By Danny Tang
Superyacht Nord believed to be owned by Alexei Mordashov, the Russian steel oligarch who is sanctioned by many countries, was docked in Hong Kong waters on Oct. 5. A spokesman for the U.S. Department of State was quoted by the Financial Times as saying that some people might use Hong Kong as a safe haven to avoid sanctions, which would raise questions about the transparency of Hong Kong’s business environment.
The superyacht “Nord” believed to be owned by Mordashov entered the Hong Kong waters on Oct. 5 and was docked on the southwestern side of Stonecutter’s Island.
When the Hong Kong Marine Department responded to the media inquiry, they said that they did not comment on individual ships entering Hong Kong.
They also replied that certain countries may impose unilateral sanctions against certain entities, and the government of Hong Kong does not have the legal authority to take action on unilateral sanctions imposed by other jurisdictions.
A spokesman of the State Department is quoted as telling the Financial Times on Friday, Oct. 7, that Hong Kong’s reputation as a financial center depends on the “adherence to international laws and standards,” and warned that some people may use Hong Kong as a haven to avoid sanctions, which would raise questions about the transparency of Hong Kong’s business environment.
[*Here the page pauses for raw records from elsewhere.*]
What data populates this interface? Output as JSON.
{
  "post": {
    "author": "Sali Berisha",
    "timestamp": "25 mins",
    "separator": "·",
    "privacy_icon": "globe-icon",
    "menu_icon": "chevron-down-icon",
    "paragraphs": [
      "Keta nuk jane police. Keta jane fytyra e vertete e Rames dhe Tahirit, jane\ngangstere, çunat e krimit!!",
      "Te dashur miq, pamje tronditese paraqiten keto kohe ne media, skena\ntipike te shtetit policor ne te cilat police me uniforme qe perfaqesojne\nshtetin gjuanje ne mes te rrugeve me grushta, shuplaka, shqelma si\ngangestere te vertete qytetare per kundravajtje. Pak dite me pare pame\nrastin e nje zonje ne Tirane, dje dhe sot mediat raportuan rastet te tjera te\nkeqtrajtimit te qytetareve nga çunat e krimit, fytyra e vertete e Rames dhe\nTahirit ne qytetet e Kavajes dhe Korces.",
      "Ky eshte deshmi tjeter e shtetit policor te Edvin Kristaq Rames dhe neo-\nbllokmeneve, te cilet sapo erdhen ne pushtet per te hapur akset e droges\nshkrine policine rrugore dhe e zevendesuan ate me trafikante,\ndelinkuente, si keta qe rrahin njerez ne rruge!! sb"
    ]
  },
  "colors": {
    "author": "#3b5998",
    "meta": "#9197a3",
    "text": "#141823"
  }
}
In the wake of Russia’s invasion of Ukraine, many countries such as the U.S., the UK, the European Union, and Japan imposed sanctions on Alexei Mordashov, who is regarded as an ally of Russian President Vladimir Putin.